# YOUR OBJECTIVE
Below are some entries. Copy each line that holds the string "Requests".

# INPUT FOR THIS TASK
((

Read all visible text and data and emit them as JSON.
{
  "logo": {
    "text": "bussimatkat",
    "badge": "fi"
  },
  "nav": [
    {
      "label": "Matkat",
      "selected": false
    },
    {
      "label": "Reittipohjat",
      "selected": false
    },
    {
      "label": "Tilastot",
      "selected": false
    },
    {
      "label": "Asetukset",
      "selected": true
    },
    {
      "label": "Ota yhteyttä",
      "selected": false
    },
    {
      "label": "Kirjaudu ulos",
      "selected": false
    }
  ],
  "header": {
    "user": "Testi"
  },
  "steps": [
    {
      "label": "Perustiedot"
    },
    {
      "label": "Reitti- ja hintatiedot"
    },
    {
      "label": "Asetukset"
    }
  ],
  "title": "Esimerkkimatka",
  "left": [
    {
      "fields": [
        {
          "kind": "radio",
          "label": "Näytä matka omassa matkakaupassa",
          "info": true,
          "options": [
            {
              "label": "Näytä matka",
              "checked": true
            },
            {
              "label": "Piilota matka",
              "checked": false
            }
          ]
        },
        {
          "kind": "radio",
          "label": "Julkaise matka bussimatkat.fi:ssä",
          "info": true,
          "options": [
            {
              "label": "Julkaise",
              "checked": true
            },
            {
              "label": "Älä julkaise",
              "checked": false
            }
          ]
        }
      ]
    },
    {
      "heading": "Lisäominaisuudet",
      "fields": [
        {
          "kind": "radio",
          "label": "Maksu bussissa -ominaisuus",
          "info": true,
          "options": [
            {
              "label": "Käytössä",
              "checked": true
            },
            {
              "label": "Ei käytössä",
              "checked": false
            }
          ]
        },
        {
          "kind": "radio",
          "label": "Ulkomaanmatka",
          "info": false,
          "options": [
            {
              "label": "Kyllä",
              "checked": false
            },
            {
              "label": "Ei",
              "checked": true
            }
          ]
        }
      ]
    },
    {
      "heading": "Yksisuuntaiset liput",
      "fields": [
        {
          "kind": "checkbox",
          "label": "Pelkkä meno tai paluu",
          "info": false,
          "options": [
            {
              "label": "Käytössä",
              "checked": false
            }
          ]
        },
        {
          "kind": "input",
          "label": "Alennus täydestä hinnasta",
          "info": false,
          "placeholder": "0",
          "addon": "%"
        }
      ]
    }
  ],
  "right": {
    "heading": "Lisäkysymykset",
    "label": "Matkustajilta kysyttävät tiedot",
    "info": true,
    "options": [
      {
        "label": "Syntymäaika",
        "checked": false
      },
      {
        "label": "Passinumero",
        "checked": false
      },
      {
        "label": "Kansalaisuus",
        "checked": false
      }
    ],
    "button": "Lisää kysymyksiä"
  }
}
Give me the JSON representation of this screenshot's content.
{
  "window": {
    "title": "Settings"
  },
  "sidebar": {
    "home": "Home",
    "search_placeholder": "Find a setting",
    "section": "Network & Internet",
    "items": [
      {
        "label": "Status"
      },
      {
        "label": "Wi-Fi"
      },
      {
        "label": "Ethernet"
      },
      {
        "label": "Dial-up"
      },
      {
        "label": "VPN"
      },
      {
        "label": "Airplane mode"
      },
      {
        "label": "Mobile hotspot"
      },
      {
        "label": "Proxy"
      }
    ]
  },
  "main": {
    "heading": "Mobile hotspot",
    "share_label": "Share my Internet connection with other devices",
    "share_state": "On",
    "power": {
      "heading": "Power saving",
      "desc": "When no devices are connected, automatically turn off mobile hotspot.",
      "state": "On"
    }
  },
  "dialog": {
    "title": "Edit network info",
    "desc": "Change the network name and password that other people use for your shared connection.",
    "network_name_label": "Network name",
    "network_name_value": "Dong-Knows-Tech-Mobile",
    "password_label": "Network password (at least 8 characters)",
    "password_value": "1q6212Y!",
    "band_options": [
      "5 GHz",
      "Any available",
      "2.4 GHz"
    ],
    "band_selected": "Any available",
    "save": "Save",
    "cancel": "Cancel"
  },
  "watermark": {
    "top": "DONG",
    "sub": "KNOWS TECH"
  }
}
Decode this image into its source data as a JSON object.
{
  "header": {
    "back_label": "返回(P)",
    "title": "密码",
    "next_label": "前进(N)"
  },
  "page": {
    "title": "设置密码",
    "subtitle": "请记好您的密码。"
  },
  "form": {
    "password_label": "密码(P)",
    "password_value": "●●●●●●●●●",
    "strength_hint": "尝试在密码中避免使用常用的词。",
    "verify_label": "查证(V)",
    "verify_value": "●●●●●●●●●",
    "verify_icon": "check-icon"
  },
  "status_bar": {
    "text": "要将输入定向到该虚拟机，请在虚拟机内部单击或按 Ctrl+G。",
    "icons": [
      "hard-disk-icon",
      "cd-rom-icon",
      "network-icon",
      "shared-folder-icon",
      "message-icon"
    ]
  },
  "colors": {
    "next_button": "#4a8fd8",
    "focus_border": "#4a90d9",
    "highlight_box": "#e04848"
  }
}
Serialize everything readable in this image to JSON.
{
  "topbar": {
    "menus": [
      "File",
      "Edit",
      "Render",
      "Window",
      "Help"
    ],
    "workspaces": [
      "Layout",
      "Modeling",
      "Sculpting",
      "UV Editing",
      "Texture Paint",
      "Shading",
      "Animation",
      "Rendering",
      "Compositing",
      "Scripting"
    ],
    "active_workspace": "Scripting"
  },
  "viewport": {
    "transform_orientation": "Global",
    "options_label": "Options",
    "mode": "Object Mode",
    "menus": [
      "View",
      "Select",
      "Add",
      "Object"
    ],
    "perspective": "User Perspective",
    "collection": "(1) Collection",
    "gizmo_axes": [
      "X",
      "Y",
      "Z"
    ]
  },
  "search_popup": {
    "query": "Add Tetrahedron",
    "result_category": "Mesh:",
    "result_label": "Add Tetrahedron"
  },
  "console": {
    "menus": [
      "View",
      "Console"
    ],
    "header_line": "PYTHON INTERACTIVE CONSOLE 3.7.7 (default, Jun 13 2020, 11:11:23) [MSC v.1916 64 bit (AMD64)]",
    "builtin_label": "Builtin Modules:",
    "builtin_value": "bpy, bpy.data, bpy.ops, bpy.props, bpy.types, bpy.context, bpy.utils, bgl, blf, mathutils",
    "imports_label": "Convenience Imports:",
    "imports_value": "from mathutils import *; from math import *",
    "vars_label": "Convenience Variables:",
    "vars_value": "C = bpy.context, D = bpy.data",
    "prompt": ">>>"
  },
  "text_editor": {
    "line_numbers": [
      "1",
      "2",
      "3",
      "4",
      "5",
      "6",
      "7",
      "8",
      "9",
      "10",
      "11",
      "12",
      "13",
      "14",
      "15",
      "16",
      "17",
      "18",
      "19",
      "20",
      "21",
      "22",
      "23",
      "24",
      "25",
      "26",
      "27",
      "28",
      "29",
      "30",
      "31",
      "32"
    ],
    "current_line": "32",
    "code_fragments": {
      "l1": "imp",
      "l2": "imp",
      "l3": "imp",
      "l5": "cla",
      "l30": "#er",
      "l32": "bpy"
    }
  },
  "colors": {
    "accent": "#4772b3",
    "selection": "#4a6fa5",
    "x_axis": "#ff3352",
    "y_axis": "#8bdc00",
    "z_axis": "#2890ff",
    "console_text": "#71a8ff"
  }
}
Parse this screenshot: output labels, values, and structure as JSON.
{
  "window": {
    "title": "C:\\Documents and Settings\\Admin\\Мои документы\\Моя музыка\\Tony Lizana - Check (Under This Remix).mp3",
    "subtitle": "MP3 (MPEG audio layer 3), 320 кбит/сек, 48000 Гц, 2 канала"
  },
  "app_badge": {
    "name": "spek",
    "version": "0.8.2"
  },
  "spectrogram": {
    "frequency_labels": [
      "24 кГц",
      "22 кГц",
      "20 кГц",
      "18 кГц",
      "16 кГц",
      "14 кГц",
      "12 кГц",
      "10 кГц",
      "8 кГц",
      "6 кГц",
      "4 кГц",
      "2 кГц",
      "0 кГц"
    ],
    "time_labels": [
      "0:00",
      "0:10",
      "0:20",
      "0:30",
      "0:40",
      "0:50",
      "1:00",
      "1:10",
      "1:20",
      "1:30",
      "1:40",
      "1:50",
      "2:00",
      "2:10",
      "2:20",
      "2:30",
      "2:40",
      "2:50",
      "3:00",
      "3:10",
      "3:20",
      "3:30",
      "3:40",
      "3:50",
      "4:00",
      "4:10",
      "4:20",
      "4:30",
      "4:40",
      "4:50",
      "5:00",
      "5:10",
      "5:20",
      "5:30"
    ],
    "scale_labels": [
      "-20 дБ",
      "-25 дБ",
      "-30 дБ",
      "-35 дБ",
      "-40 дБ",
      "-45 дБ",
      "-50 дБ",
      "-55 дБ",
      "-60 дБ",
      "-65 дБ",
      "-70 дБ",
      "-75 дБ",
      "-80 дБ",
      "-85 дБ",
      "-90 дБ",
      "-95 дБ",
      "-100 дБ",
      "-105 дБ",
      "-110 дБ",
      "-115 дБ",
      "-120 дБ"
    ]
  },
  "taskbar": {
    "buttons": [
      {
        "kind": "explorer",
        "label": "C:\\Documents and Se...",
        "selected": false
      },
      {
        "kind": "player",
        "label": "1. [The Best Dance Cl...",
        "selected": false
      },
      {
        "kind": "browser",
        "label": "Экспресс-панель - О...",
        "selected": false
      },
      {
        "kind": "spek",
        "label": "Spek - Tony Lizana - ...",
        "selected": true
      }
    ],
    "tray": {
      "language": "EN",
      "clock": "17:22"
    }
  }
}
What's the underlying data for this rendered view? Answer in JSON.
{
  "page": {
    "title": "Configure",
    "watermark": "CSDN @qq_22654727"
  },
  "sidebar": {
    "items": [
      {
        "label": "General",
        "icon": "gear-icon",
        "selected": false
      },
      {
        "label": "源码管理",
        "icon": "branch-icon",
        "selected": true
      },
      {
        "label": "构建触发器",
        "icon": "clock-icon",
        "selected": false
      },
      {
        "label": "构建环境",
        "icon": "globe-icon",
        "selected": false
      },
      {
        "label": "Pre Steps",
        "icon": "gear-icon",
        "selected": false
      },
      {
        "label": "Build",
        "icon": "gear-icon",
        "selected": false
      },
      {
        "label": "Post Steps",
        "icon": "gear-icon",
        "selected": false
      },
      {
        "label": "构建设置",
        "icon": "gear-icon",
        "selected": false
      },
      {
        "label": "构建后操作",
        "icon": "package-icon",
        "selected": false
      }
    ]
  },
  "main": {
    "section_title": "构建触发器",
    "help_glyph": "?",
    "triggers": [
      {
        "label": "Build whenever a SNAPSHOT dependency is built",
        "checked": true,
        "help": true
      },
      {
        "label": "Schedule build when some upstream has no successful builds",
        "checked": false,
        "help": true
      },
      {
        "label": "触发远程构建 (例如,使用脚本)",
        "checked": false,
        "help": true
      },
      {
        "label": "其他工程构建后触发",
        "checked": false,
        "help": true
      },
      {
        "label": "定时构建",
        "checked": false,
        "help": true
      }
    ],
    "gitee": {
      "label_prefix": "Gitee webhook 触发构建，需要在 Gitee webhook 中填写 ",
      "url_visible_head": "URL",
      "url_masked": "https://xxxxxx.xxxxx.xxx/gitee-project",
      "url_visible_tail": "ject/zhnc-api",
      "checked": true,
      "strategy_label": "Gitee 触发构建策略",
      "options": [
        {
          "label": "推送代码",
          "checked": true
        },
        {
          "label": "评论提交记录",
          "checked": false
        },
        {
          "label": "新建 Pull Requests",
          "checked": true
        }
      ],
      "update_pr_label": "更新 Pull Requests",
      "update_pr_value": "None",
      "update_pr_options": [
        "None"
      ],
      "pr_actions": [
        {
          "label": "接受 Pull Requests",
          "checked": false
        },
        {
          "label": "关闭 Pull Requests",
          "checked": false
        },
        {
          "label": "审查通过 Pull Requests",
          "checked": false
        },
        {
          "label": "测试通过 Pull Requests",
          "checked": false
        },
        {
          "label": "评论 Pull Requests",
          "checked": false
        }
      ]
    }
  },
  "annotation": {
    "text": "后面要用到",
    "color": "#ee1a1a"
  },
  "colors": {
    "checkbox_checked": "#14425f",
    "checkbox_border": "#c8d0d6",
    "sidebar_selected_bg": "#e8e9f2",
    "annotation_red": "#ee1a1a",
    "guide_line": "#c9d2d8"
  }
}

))

# EXERCISE SOLUTION
          "label": "新建 Pull Requests",
      "update_pr_label": "更新 Pull Requests",
          "label": "接受 Pull Requests",
          "label": "关闭 Pull Requests",
          "label": "审查通过 Pull Requests",
          "label": "测试通过 Pull Requests",
          "label": "评论 Pull Requests",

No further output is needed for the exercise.